Search the listing below for the string "인텔펜틴듀얼코어" and show each line that contains it.

-*-*-

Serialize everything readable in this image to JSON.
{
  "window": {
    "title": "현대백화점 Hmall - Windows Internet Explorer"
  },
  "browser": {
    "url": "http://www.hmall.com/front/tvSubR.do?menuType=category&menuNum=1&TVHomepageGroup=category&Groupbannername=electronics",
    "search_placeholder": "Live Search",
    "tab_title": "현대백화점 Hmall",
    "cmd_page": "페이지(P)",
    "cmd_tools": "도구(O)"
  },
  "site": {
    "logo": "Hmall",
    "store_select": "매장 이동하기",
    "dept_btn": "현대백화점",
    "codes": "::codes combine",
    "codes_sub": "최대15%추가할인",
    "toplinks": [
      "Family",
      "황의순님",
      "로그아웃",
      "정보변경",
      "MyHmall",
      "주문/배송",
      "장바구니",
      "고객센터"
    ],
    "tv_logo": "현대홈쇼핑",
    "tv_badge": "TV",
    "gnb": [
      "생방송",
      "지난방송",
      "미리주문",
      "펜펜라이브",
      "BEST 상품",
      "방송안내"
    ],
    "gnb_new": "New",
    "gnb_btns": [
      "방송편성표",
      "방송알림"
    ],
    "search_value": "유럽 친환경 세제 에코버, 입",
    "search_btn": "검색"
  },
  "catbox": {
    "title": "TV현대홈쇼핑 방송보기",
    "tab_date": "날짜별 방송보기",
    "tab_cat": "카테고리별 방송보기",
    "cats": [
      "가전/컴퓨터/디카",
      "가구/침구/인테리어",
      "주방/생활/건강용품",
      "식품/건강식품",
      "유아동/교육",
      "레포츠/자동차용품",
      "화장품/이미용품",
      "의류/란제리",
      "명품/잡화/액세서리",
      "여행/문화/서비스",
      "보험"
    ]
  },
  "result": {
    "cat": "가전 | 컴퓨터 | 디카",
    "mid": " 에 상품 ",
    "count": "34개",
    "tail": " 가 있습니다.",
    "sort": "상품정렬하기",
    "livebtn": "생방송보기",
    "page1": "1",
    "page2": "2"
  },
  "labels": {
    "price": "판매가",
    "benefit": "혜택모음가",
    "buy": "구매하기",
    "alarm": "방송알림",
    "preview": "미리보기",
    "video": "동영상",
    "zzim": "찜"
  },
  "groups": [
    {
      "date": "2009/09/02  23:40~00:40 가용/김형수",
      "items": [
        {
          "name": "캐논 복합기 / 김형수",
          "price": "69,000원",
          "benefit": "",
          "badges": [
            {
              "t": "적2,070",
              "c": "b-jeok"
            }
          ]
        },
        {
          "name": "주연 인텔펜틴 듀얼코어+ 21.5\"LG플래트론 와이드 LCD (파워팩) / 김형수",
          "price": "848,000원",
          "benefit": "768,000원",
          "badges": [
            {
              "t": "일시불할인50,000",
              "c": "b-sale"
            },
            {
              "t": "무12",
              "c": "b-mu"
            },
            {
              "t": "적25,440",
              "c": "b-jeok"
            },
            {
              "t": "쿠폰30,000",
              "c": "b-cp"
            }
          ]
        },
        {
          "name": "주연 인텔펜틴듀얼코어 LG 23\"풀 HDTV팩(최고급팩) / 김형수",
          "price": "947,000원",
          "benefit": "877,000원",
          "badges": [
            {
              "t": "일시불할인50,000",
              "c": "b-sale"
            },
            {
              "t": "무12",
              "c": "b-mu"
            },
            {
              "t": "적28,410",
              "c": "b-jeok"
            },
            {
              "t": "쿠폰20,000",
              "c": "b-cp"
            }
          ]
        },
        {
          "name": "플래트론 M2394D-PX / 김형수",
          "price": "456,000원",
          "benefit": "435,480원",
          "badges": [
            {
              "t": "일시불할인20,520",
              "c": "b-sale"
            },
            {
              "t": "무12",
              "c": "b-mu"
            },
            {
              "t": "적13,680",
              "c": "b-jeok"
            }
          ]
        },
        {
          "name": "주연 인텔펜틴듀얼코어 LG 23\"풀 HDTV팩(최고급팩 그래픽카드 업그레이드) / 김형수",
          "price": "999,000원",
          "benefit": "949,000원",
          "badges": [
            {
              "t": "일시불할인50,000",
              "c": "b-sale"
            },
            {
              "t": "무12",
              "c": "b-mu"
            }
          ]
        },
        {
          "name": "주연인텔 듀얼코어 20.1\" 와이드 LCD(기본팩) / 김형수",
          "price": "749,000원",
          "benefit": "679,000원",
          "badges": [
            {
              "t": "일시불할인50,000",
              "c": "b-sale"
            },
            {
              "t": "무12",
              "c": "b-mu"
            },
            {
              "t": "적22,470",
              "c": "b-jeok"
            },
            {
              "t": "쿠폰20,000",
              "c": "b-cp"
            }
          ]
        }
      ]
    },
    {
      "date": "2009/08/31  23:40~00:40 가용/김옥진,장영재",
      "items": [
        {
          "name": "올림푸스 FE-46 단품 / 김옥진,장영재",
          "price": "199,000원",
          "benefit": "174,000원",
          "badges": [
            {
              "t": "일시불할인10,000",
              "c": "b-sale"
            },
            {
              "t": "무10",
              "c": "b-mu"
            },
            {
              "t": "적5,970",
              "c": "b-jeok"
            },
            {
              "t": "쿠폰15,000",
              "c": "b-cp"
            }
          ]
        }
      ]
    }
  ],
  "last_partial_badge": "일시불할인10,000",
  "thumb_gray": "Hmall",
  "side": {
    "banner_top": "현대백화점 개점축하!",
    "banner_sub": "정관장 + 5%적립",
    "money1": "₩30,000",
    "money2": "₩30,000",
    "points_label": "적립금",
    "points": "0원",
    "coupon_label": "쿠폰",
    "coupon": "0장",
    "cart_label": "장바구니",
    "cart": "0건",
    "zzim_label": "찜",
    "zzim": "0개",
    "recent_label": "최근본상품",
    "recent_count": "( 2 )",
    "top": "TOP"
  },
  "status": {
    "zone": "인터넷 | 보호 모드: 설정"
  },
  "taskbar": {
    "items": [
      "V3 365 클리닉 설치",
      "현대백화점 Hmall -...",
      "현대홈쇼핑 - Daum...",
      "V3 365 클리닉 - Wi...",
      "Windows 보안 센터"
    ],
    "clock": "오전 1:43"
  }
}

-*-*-

• _Exercise response_:
          "name": "주연 인텔펜틴듀얼코어 LG 23\"풀 HDTV팩(최고급팩) / 김형수",
          "name": "주연 인텔펜틴듀얼코어 LG 23\"풀 HDTV팩(최고급팩 그래픽카드 업그레이드) / 김형수",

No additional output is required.